Social media is often a place where girls and women compare themselves to celebrities and influencers, many with unrealistic body standards. This can create anxiety and an unhealthy standard for body image. Here at the University of Maryland, a group of women is attempting to change this.
Loveyourbodyumd is an Instagram account created and run by Austin Chau, Rachel Fried, Ila Ghosh, AJ Goldbloom, Vendela Krenkel, Agnes Lin and Anjali Verma as part of a project for their psychology of women course, taught by Dr. Monica Kearney. The account posts information and resources about body image and diet culture.
“The goal of the account is to help college women have a positive view of their body,” said Ghosh, a psychology major and disability studies minor.
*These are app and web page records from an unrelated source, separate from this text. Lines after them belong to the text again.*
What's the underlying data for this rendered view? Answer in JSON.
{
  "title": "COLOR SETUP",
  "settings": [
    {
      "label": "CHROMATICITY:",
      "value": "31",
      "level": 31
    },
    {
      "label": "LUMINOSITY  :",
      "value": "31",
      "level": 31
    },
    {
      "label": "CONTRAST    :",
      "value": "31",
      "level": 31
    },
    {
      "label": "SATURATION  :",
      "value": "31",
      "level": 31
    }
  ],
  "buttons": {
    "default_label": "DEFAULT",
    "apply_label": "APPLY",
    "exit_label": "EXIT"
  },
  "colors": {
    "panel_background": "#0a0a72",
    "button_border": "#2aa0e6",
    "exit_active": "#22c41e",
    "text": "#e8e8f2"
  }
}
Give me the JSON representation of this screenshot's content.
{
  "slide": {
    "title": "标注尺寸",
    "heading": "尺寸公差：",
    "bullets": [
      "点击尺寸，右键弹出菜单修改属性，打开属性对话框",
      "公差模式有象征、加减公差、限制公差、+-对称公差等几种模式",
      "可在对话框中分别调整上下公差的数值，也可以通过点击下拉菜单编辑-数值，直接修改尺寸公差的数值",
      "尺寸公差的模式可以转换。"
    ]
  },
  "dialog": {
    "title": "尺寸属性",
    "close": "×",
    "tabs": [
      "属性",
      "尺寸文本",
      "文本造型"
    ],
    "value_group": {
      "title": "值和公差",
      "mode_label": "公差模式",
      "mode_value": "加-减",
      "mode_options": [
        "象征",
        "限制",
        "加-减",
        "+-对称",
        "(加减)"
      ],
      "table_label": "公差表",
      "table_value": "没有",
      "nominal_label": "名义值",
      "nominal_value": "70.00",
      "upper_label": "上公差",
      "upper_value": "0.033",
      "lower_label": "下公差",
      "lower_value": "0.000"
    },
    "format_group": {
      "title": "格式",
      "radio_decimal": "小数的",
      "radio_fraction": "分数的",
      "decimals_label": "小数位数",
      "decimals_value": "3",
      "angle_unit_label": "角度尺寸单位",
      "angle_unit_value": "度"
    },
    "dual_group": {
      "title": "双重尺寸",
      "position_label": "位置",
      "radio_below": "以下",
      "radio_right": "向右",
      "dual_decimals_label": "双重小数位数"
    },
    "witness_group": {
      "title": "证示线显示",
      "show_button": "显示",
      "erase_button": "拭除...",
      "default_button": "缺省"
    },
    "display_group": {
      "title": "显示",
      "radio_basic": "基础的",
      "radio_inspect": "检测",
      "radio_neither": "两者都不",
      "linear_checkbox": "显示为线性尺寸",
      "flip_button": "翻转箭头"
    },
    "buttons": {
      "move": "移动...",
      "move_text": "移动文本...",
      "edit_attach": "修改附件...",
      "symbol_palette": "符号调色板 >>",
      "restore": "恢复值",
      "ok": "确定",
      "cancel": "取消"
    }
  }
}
Their campaign taking place on social media is another purposeful component of the group’s plan.
“Social media is a huge part of where a lot of us spend a lot of our time and get information,” said Verma, a sophomore government and politics major. “And so a lot of times there’s a lot of comparison and negativity. But through creating an Instagram account, we thought we could reverse that narrative and instead promote positivity.”
In a study done by the National Eating Disorders Association, the rate of eating disorders among women in college is 32.6%.
“In general eating disorders and diet culture isn’t talked about enough, which causes it to have a lot of stigma,” said Verma. “So through talking about it and learning about correct, proper information. I think that’s the first step to getting help for everybody that needs it.”
In 2019, UMD held a “Love Your Body” week to encourage body positivity, but the events they held were not engaging to college students, in Krenkel’s opinion. The group wants to bring the week back, but with updated events.
“We wanted to do different events that would kind of inspire open sharing and create a dialogue where people could talk about their experiences of body image and diet culture,” said Krenkel, a sophomore psychology major. “We were thinking we could do something with chalk. I’ve seen a lot of stuff on campus with that, where people could just write about their experiences, maybe a short quote or a couple words.”
In addition to their chalk idea, the group wants to invite a body positive influencer to speak on campus, and organize a collaborative mural about body positivity and diet culture at one of the diners. Their petition to have UMD host a Love Your Body week again can be signed here.
“I think that a lot of people could benefit from just starting a conversation by saying, Hey, I don’t feel incredible about my body, but neither do you. And that’s okay. Like we’re working on it,’” said Krenkel.